  7. ^ Cassady, Emily (Mar–Apr 2012). "Shatter Me (review)". Library Media Connection. 30 (5): 72. Archived from the original on 2014-10-28. Retrieved 28 October 2014.
  8. ^ Campbell, Jane (February 2012). "Mafi, Tahereh: Shatter Me (review)". Reading Time. 56 (1): 31–32. Retrieved 28 October 2014.
  9. ^ Isaac, Megan Lynn (Spring 2012). "Mafi, Tahereh: Shatter Me (review)". The Horn Book Guide. 23 (1): 105. Retrieved 28 October 2014.
  10. ^ Toui, Meriam. "Tahereh Mafi"s "Shatter Me" (review)". Michigan Journal. Retrieved 28 October 2014.
  11. ^ "Kirkus Review - Shatter Me". Kirkus Reviews. April 5, 2011.
  12. ^ Children's Review: Shatter Me Publishers Weekly
  13. ^ "Review: Shatter Me". Booklist. Retrieved 28 October 2014.

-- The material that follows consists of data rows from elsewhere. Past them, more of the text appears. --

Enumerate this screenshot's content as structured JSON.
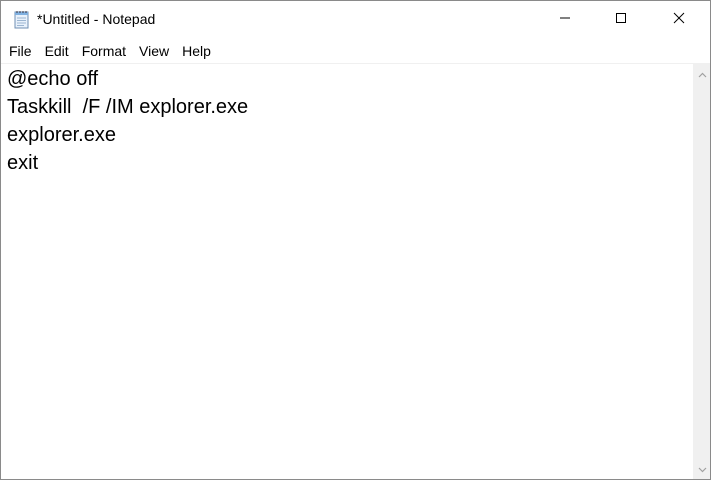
{
  "window": {
    "title": "*Untitled - Notepad",
    "app_icon": "notepad-icon",
    "controls": {
      "minimize_icon": "minimize-icon",
      "maximize_icon": "maximize-icon",
      "close_icon": "close-icon"
    }
  },
  "menu": {
    "items": [
      {
        "label": "File"
      },
      {
        "label": "Edit"
      },
      {
        "label": "Format"
      },
      {
        "label": "View"
      },
      {
        "label": "Help"
      }
    ]
  },
  "editor": {
    "lines": [
      "@echo off",
      "Taskkill  /F /IM explorer.exe",
      "explorer.exe",
      "exit"
    ]
  },
  "scrollbar": {
    "up_icon": "chevron-up-icon",
    "down_icon": "chevron-down-icon"
  },
  "colors": {
    "background": "#ffffff",
    "scrollbar_track": "#f0f0f0",
    "text": "#000000",
    "border": "#8a8a8a"
  }
}
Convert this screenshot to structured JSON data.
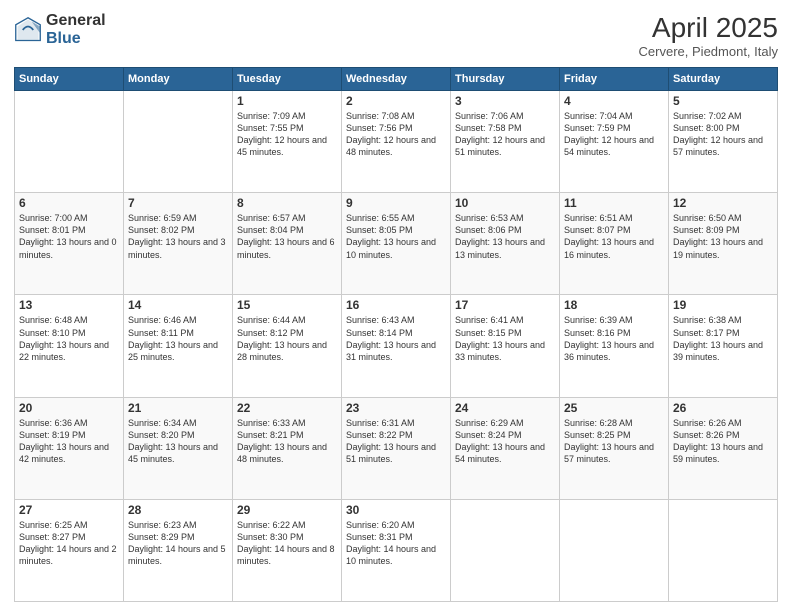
{
  "logo": {
    "general": "General",
    "blue": "Blue"
  },
  "header": {
    "title": "April 2025",
    "subtitle": "Cervere, Piedmont, Italy"
  },
  "weekdays": [
    "Sunday",
    "Monday",
    "Tuesday",
    "Wednesday",
    "Thursday",
    "Friday",
    "Saturday"
  ],
  "weeks": [
    [
      {
        "day": "",
        "sunrise": "",
        "sunset": "",
        "daylight": ""
      },
      {
        "day": "",
        "sunrise": "",
        "sunset": "",
        "daylight": ""
      },
      {
        "day": "1",
        "sunrise": "Sunrise: 7:09 AM",
        "sunset": "Sunset: 7:55 PM",
        "daylight": "Daylight: 12 hours and 45 minutes."
      },
      {
        "day": "2",
        "sunrise": "Sunrise: 7:08 AM",
        "sunset": "Sunset: 7:56 PM",
        "daylight": "Daylight: 12 hours and 48 minutes."
      },
      {
        "day": "3",
        "sunrise": "Sunrise: 7:06 AM",
        "sunset": "Sunset: 7:58 PM",
        "daylight": "Daylight: 12 hours and 51 minutes."
      },
      {
        "day": "4",
        "sunrise": "Sunrise: 7:04 AM",
        "sunset": "Sunset: 7:59 PM",
        "daylight": "Daylight: 12 hours and 54 minutes."
      },
      {
        "day": "5",
        "sunrise": "Sunrise: 7:02 AM",
        "sunset": "Sunset: 8:00 PM",
        "daylight": "Daylight: 12 hours and 57 minutes."
      }
    ],
    [
      {
        "day": "6",
        "sunrise": "Sunrise: 7:00 AM",
        "sunset": "Sunset: 8:01 PM",
        "daylight": "Daylight: 13 hours and 0 minutes."
      },
      {
        "day": "7",
        "sunrise": "Sunrise: 6:59 AM",
        "sunset": "Sunset: 8:02 PM",
        "daylight": "Daylight: 13 hours and 3 minutes."
      },
      {
        "day": "8",
        "sunrise": "Sunrise: 6:57 AM",
        "sunset": "Sunset: 8:04 PM",
        "daylight": "Daylight: 13 hours and 6 minutes."
      },
      {
        "day": "9",
        "sunrise": "Sunrise: 6:55 AM",
        "sunset": "Sunset: 8:05 PM",
        "daylight": "Daylight: 13 hours and 10 minutes."
      },
      {
        "day": "10",
        "sunrise": "Sunrise: 6:53 AM",
        "sunset": "Sunset: 8:06 PM",
        "daylight": "Daylight: 13 hours and 13 minutes."
      },
      {
        "day": "11",
        "sunrise": "Sunrise: 6:51 AM",
        "sunset": "Sunset: 8:07 PM",
        "daylight": "Daylight: 13 hours and 16 minutes."
      },
      {
        "day": "12",
        "sunrise": "Sunrise: 6:50 AM",
        "sunset": "Sunset: 8:09 PM",
        "daylight": "Daylight: 13 hours and 19 minutes."
      }
    ],
    [
      {
        "day": "13",
        "sunrise": "Sunrise: 6:48 AM",
        "sunset": "Sunset: 8:10 PM",
        "daylight": "Daylight: 13 hours and 22 minutes."
      },
      {
        "day": "14",
        "sunrise": "Sunrise: 6:46 AM",
        "sunset": "Sunset: 8:11 PM",
        "daylight": "Daylight: 13 hours and 25 minutes."
      },
      {
        "day": "15",
        "sunrise": "Sunrise: 6:44 AM",
        "sunset": "Sunset: 8:12 PM",
        "daylight": "Daylight: 13 hours and 28 minutes."
      },
      {
        "day": "16",
        "sunrise": "Sunrise: 6:43 AM",
        "sunset": "Sunset: 8:14 PM",
        "daylight": "Daylight: 13 hours and 31 minutes."
      },
      {
        "day": "17",
        "sunrise": "Sunrise: 6:41 AM",
        "sunset": "Sunset: 8:15 PM",
        "daylight": "Daylight: 13 hours and 33 minutes."
      },
      {
        "day": "18",
        "sunrise": "Sunrise: 6:39 AM",
        "sunset": "Sunset: 8:16 PM",
        "daylight": "Daylight: 13 hours and 36 minutes."
      },
      {
        "day": "19",
        "sunrise": "Sunrise: 6:38 AM",
        "sunset": "Sunset: 8:17 PM",
        "daylight": "Daylight: 13 hours and 39 minutes."
      }
    ],
    [
      {
        "day": "20",
        "sunrise": "Sunrise: 6:36 AM",
        "sunset": "Sunset: 8:19 PM",
        "daylight": "Daylight: 13 hours and 42 minutes."
      },
      {
        "day": "21",
        "sunrise": "Sunrise: 6:34 AM",
        "sunset": "Sunset: 8:20 PM",
        "daylight": "Daylight: 13 hours and 45 minutes."
      },
      {
        "day": "22",
        "sunrise": "Sunrise: 6:33 AM",
        "sunset": "Sunset: 8:21 PM",
        "daylight": "Daylight: 13 hours and 48 minutes."
      },
      {
        "day": "23",
        "sunrise": "Sunrise: 6:31 AM",
        "sunset": "Sunset: 8:22 PM",
        "daylight": "Daylight: 13 hours and 51 minutes."
      },
      {
        "day": "24",
        "sunrise": "Sunrise: 6:29 AM",
        "sunset": "Sunset: 8:24 PM",
        "daylight": "Daylight: 13 hours and 54 minutes."
      },
      {
        "day": "25",
        "sunrise": "Sunrise: 6:28 AM",
        "sunset": "Sunset: 8:25 PM",
        "daylight": "Daylight: 13 hours and 57 minutes."
      },
      {
        "day": "26",
        "sunrise": "Sunrise: 6:26 AM",
        "sunset": "Sunset: 8:26 PM",
        "daylight": "Daylight: 13 hours and 59 minutes."
      }
    ],
    [
      {
        "day": "27",
        "sunrise": "Sunrise: 6:25 AM",
        "sunset": "Sunset: 8:27 PM",
        "daylight": "Daylight: 14 hours and 2 minutes."
      },
      {
        "day": "28",
        "sunrise": "Sunrise: 6:23 AM",
        "sunset": "Sunset: 8:29 PM",
        "daylight": "Daylight: 14 hours and 5 minutes."
      },
      {
        "day": "29",
        "sunrise": "Sunrise: 6:22 AM",
        "sunset": "Sunset: 8:30 PM",
        "daylight": "Daylight: 14 hours and 8 minutes."
      },
      {
        "day": "30",
        "sunrise": "Sunrise: 6:20 AM",
        "sunset": "Sunset: 8:31 PM",
        "daylight": "Daylight: 14 hours and 10 minutes."
      },
      {
        "day": "",
        "sunrise": "",
        "sunset": "",
        "daylight": ""
      },
      {
        "day": "",
        "sunrise": "",
        "sunset": "",
        "daylight": ""
      },
      {
        "day": "",
        "sunrise": "",
        "sunset": "",
        "daylight": ""
      }
    ]
  ]
}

  14. ^ Biggs, Lacey. "Book Review: Shatter Me, by Tehereh Mafi". National Post. Retrieved 28 October 2014.
  15. ^ Rebolini, Arianna (September 23, 2015). "37 YA Books You Need To Add To Your Reading List". BuzzFeed. Retrieved September 24, 2015.
  16. ^ "2013 Arab American Book Award Winners". ArabAmericanMuseum.org. Retrieved 24 July 2014.
  17. ^ https://ew.com/books/2017/04/26/tahereh-mafi-shatter-me-series-new-books

External links[edit]